Consistent with our community values, the Chapel Hill Police Department has been reaching out to engage residents in planning for the future. They have recently engaged in an open and public process of strategic planning and are implementing those plans in their operations. The department worked actively with the Town's Justice In Action Committee in that process. Police staff worked with me and the Town Council to establish the Community Policing Advisory Committee recently appointed by the Town Council. A Police Captain volunteered to staff the Justice In Action Committee. They have recently initiated a Citizens Police Academy to acquaint residents with police policy and operations.
I believe that Chief Blue, Assistant Chiefs Vereen and Overton and Senior Legal Advisor Tiffanie Sneed comprise the best police management team available to any community. I look forward to working with them to making our way to the future in policing our community.
Chief Blue and I have met with the editor of the News and Observer to discuss a new media relations policy. He recommended the Raleigh Police Department policy as one that worked well. In a conversation with him, he pointed out some ways it could be improved. We have written a revised policy based on that feedback. It is attached to the report from Chief Blue. We have also shared this policy with representatives of the Herald-Sun and WCHL. They endorsed the new policy and stated that their working relationships with the Chapel Hill Police had always been excellent and professional. I have directed the Town's Emergency Management Director in the Fire Department to adapt this policy for all emergency response situations. We will continue to work with local media to improve our relationship.
We will engage the best professionals to assist us in identifying and adopting best practices for policing in the future to help us develop and enhance our policies. This is critical as we have grown from a village to a small city with the same challenges as our larger neighbors in the Triangle. We will seek public involvement in this process so these policies are based on community expectations and our organizational values.
We will work with the Community Policing Advisory Committee and the Justice In Action Committee to mutually design a process for talking about how we enhance community and police relations, learning from our recent experiences and building mutual trust and respect.
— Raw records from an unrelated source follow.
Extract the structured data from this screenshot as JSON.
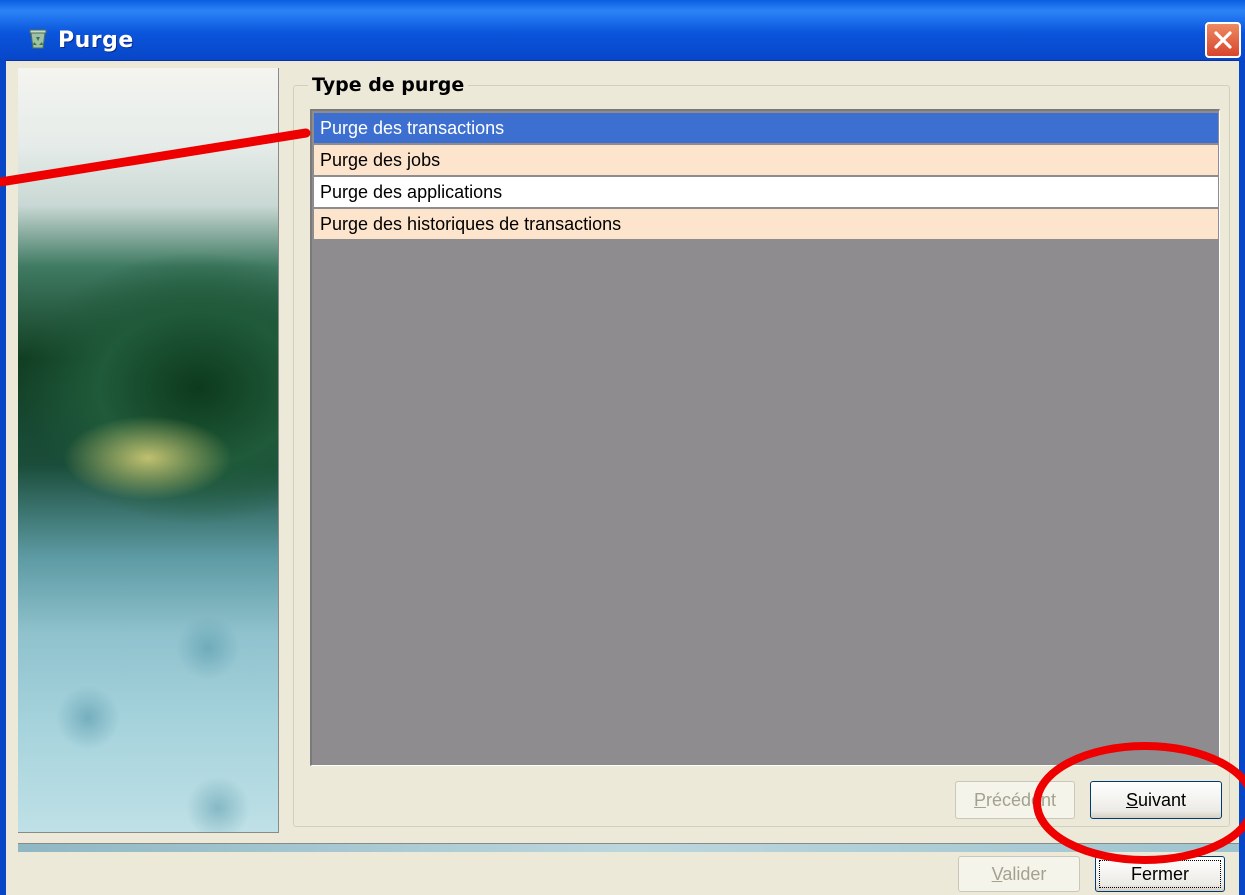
{
  "window": {
    "title": "Purge"
  },
  "group": {
    "label": "Type de purge"
  },
  "list": {
    "items": [
      {
        "label": "Purge des transactions",
        "state": "selected"
      },
      {
        "label": "Purge des jobs",
        "state": "peach"
      },
      {
        "label": "Purge des applications",
        "state": "white"
      },
      {
        "label": "Purge des historiques de transactions",
        "state": "peach"
      }
    ]
  },
  "buttons": {
    "previous": {
      "access_key": "P",
      "rest": "récédent"
    },
    "next": {
      "access_key": "S",
      "rest": "uivant"
    },
    "validate": {
      "access_key": "V",
      "rest": "alider"
    },
    "close": {
      "label": "Fermer"
    }
  },
  "colors": {
    "titlebar": "#0A55DC",
    "selection": "#3D6FD0",
    "row_alt": "#FDE4CC",
    "list_bg": "#8E8C8F",
    "annotation": "#EE0000"
  },
  "icons": {
    "title": "recycle-bin-icon",
    "close": "close-x-icon"
  }
}
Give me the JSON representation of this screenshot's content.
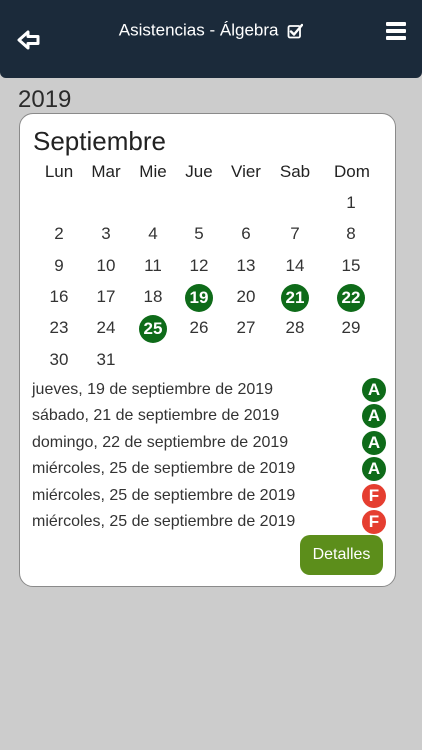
{
  "header": {
    "title": "Asistencias - Álgebra"
  },
  "year": "2019",
  "calendar": {
    "month": "Septiembre",
    "weekdays": [
      "Lun",
      "Mar",
      "Mie",
      "Jue",
      "Vier",
      "Sab",
      "Dom"
    ],
    "weeks": [
      [
        "",
        "",
        "",
        "",
        "",
        "",
        "1"
      ],
      [
        "2",
        "3",
        "4",
        "5",
        "6",
        "7",
        "8"
      ],
      [
        "9",
        "10",
        "11",
        "12",
        "13",
        "14",
        "15"
      ],
      [
        "16",
        "17",
        "18",
        "19",
        "20",
        "21",
        "22"
      ],
      [
        "23",
        "24",
        "25",
        "26",
        "27",
        "28",
        "29"
      ],
      [
        "30",
        "31",
        "",
        "",
        "",
        "",
        ""
      ]
    ],
    "marked_days": [
      "19",
      "21",
      "22",
      "25"
    ],
    "marked_color": "#0e6b19"
  },
  "records": [
    {
      "date": "jueves, 19 de septiembre de 2019",
      "status": "A",
      "color": "#0e6b19"
    },
    {
      "date": "sábado, 21 de septiembre de 2019",
      "status": "A",
      "color": "#0e6b19"
    },
    {
      "date": "domingo, 22 de septiembre de 2019",
      "status": "A",
      "color": "#0e6b19"
    },
    {
      "date": "miércoles, 25 de septiembre de 2019",
      "status": "A",
      "color": "#0e6b19"
    },
    {
      "date": "miércoles, 25 de septiembre de 2019",
      "status": "F",
      "color": "#e53e30"
    },
    {
      "date": "miércoles, 25 de septiembre de 2019",
      "status": "F",
      "color": "#e53e30"
    }
  ],
  "details_label": "Detalles",
  "icons": {
    "back": "arrow-left-icon",
    "title_check": "checkbox-icon",
    "menu": "hamburger-menu-icon"
  },
  "colors": {
    "header_bg": "#1b2a3a",
    "background": "#cccccc",
    "details_button": "#5c8e1b"
  }
}
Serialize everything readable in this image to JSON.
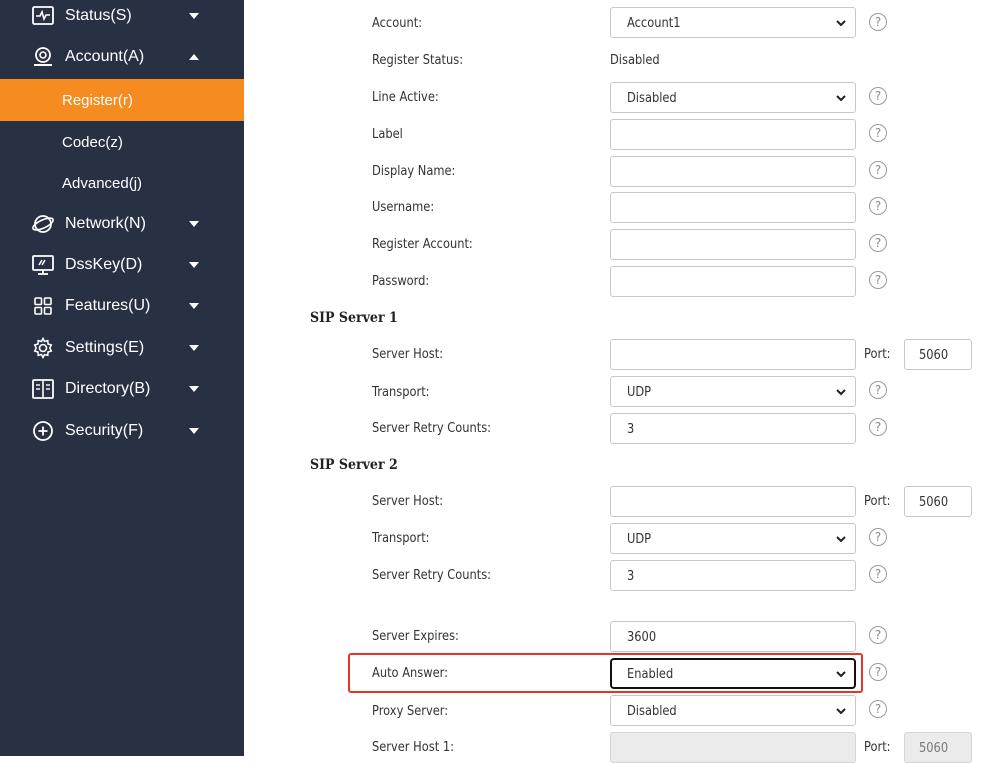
{
  "sidebar": {
    "items": [
      {
        "label": "Status(S)",
        "icon": "status-icon",
        "caret": "down"
      },
      {
        "label": "Account(A)",
        "icon": "account-icon",
        "caret": "up"
      },
      {
        "label": "Network(N)",
        "icon": "network-icon",
        "caret": "down"
      },
      {
        "label": "DssKey(D)",
        "icon": "dsskey-icon",
        "caret": "down"
      },
      {
        "label": "Features(U)",
        "icon": "features-icon",
        "caret": "down"
      },
      {
        "label": "Settings(E)",
        "icon": "settings-icon",
        "caret": "down"
      },
      {
        "label": "Directory(B)",
        "icon": "directory-icon",
        "caret": "down"
      },
      {
        "label": "Security(F)",
        "icon": "security-icon",
        "caret": "down"
      }
    ],
    "subitems": [
      {
        "label": "Register(r)",
        "active": true
      },
      {
        "label": "Codec(z)",
        "active": false
      },
      {
        "label": "Advanced(j)",
        "active": false
      }
    ],
    "colors": {
      "background": "#283044",
      "active": "#f68b1f"
    }
  },
  "form": {
    "account": {
      "label": "Account:",
      "value": "Account1"
    },
    "register_status": {
      "label": "Register Status:",
      "value": "Disabled"
    },
    "line_active": {
      "label": "Line Active:",
      "value": "Disabled"
    },
    "label_field": {
      "label": "Label",
      "value": ""
    },
    "display_name": {
      "label": "Display Name:",
      "value": ""
    },
    "username": {
      "label": "Username:",
      "value": ""
    },
    "register_account": {
      "label": "Register Account:",
      "value": ""
    },
    "password": {
      "label": "Password:",
      "value": ""
    },
    "sip1": {
      "title": "SIP Server 1",
      "host_label": "Server Host:",
      "host_value": "",
      "port_label": "Port:",
      "port_value": "5060",
      "transport_label": "Transport:",
      "transport_value": "UDP",
      "retry_label": "Server Retry Counts:",
      "retry_value": "3"
    },
    "sip2": {
      "title": "SIP Server 2",
      "host_label": "Server Host:",
      "host_value": "",
      "port_label": "Port:",
      "port_value": "5060",
      "transport_label": "Transport:",
      "transport_value": "UDP",
      "retry_label": "Server Retry Counts:",
      "retry_value": "3"
    },
    "server_expires": {
      "label": "Server Expires:",
      "value": "3600"
    },
    "auto_answer": {
      "label": "Auto Answer:",
      "value": "Enabled"
    },
    "proxy_server": {
      "label": "Proxy Server:",
      "value": "Disabled"
    },
    "server_host_1": {
      "label": "Server Host 1:",
      "value": "",
      "port_label": "Port:",
      "port_value": "5060"
    },
    "help_glyph": "?"
  },
  "colors": {
    "highlight": "#e8332a"
  }
}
I have discussed with Chief Blue, Assistant Chiefs Overton and Vereen and Senior Legal Advisor Sneed the need for us to review the manner in which we communicate during such situations in the future and how I use that information to keep the Mayor and Town Council informed.
I recommend that the Council adopt the attached resolution to
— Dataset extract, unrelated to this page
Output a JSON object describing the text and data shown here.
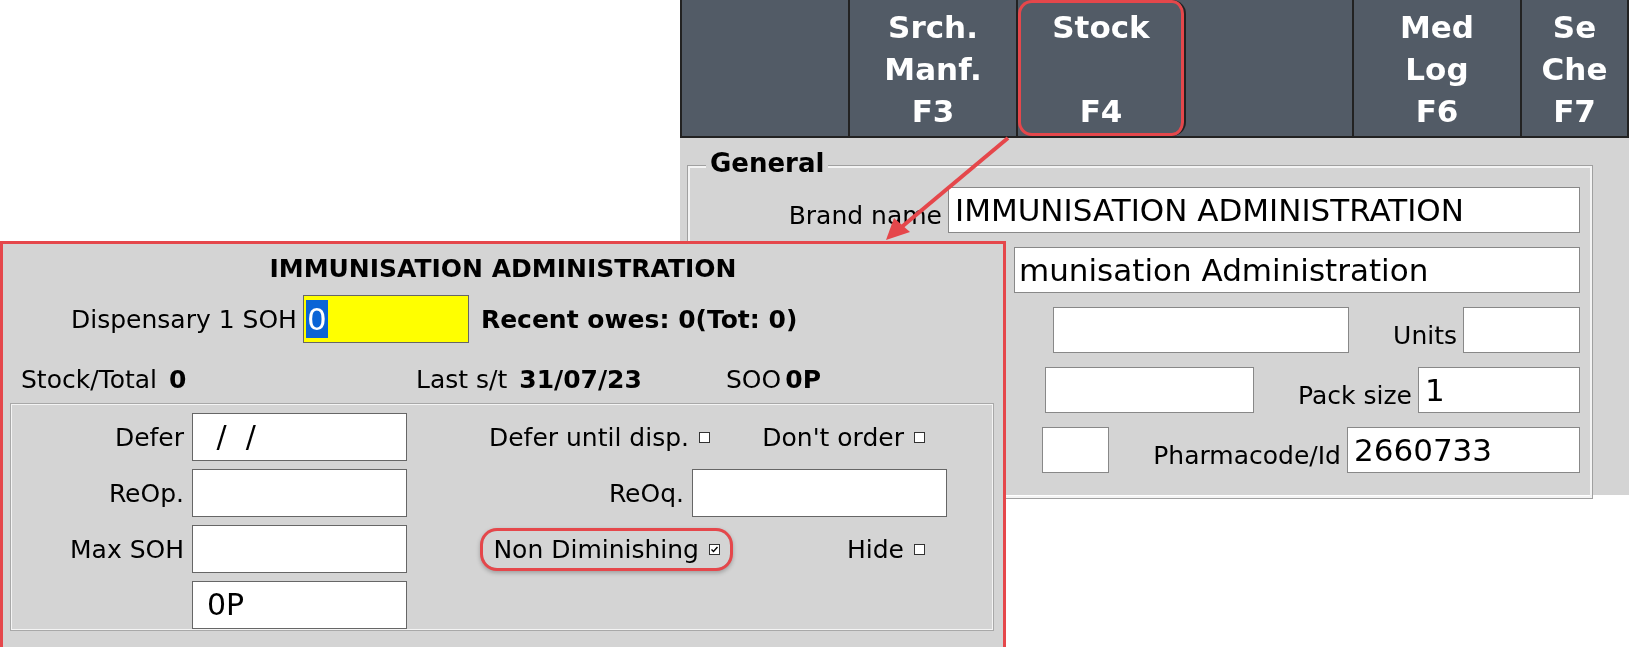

- Receive and refer this report and all of its attachments to the Community Policing Advisory Committee.
- Request the Committee to study the report and provide comment and advice to the Chief of Police and Town Manager in the development of policies that reflect community expectations as it deems appropriate and in accordance with the Committee's charge with regard to organizational matters and procedures.
- Request that the Committee consider steps it determines are reasonable and appropriate to take to fulfill its role as a liaison to enhance community and police relations for the future in light of the matters discussed in the report and provide a report back to the Council at the March 26, 2012 Council meeting.